The subject of numerous articles, books and ballads, Wild’s story has been since told numerous times and for varying purposes. Among them are Daniel Defoe’s True and Genuine Account of the Life and Actions of the Late Jonathan Wild, published in 1725, Henry’s Fielding’s ironic The History of the Life of the Late Mr Jonathan Wild the Great (1743), and John Gay and John Rich’s The Beggar’s Opera (1728) which features the character Peachum, said to have been based on Wild.

PICTURE: From “Ticket to the Hanging of Jonathan Wild”/Wikimedia Commons

To read more about Jonathan Wild, see Gerald Howson’s Thief-taker General: The Rise and Fall of Jonathan Wild.

The location now known as King’s Cross, north-west of the City, takes its name from a monument adorned with an 11 foot high statue of King George IV which once stood on a site now occupied by King’s Cross Railway Station.

The area had been previously known as Broadford Bridge or Battlebridge – the latter a name many associated with the apparently erroneous belief that it was here, at a bridge which once crossed the River Fleet, the Iceni Queen Boudicca (also known as Boadicea) ill-fatedly confronted the Roman Army under the command of Gaius Suetonius Paulinus.

From the 1830’s (King George IV ruled from 1820 to 1830), however, the area took on the name of King’s Cross thanks to the erection of what Walter Thornbury described in his 1878 text, Old and New London, as a “ridiculus octagonal structure crowned by an absurd statue of George IV”.

The structure, said to be 60 feet high, was erected at the intersection of Gray’s Inn Road, Pentonville Road and what we now know as Euston Road, and during its relatively short lifespan, was employed at different times as a police station and as a pub (complete, apparently, with a camera obscura in the upper level).

It was completely removed by 1845 (King’s Cross Railway Station officially opened in 1852).

The area of King’s Cross has been settled back as far as Roman times – St Pancras Old Church is one of the oldest sites of Christian worship in England although the current church is Victorian – but it wasn’t until the 1700s and 1800s that it was transformed in to an urban area with the arrival of canals – including The Regent’s Canal – and the railways.

Traditionally one of London’s poorest areas, it survived World War II bombings but subsequently suffered as the railways declined in the post-war period.
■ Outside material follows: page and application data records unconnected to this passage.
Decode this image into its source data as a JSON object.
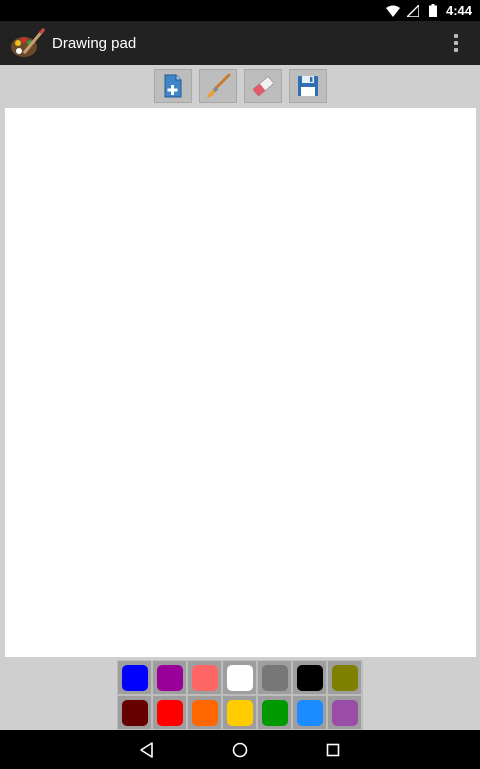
{
  "status_bar": {
    "time": "4:44",
    "icons": [
      "wifi-icon",
      "signal-icon",
      "battery-icon"
    ]
  },
  "action_bar": {
    "title": "Drawing pad",
    "app_icon": "palette-brush-icon",
    "overflow_icon": "overflow-menu-icon"
  },
  "toolbar": {
    "items": [
      {
        "name": "new-page",
        "icon": "new-document-icon"
      },
      {
        "name": "brush",
        "icon": "brush-icon"
      },
      {
        "name": "eraser",
        "icon": "eraser-icon"
      },
      {
        "name": "save",
        "icon": "floppy-disk-icon"
      }
    ]
  },
  "palette": {
    "colors": [
      "#0000ff",
      "#990099",
      "#ff6666",
      "#ffffff",
      "#777777",
      "#000000",
      "#808000",
      "#660000",
      "#ff0000",
      "#ff6600",
      "#ffcc00",
      "#009900",
      "#1a8cff",
      "#994da6"
    ]
  },
  "nav_bar": {
    "buttons": [
      "back-icon",
      "home-icon",
      "recents-icon"
    ]
  }
}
By the 1980s, it had become notorious as a red light district.

It has since gone through – and is still going through – a gradual gentrification process, however, with the 67 acre development King’s Cross Central among the projects currently under construction.
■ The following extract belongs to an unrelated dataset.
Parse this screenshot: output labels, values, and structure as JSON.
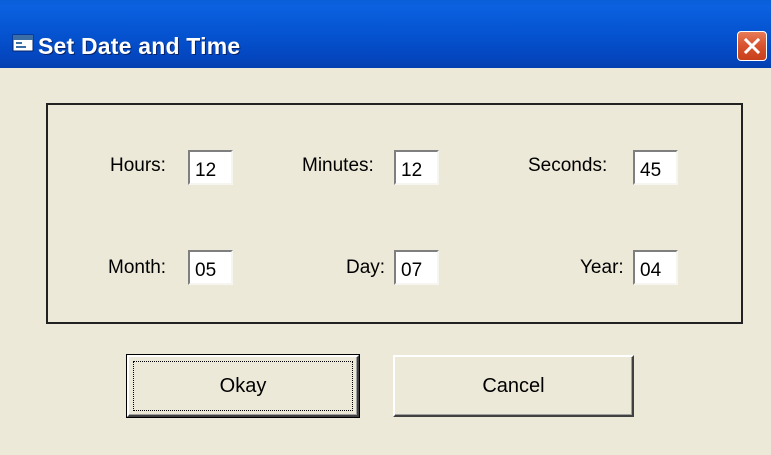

Key attractions of the area include The British Library, The London Canal Museum, arts centre King’s Place, and the recently refurbished St Pancras Renaissance London Hotel.

It’s also now home to St Pancras International – London’s Eurostar terminus (having been moved here from Waterloo) – as well as King’s Cross Railway Station which is believed by many, despite the lack of any evidence, to be the burial site of Queen Boadicea (it’s said she still lies beneath platform 9 or 10) and which is the home of the fictitious platform 9 and 3/4 from which Harry Potter catches the train to Hogwarts.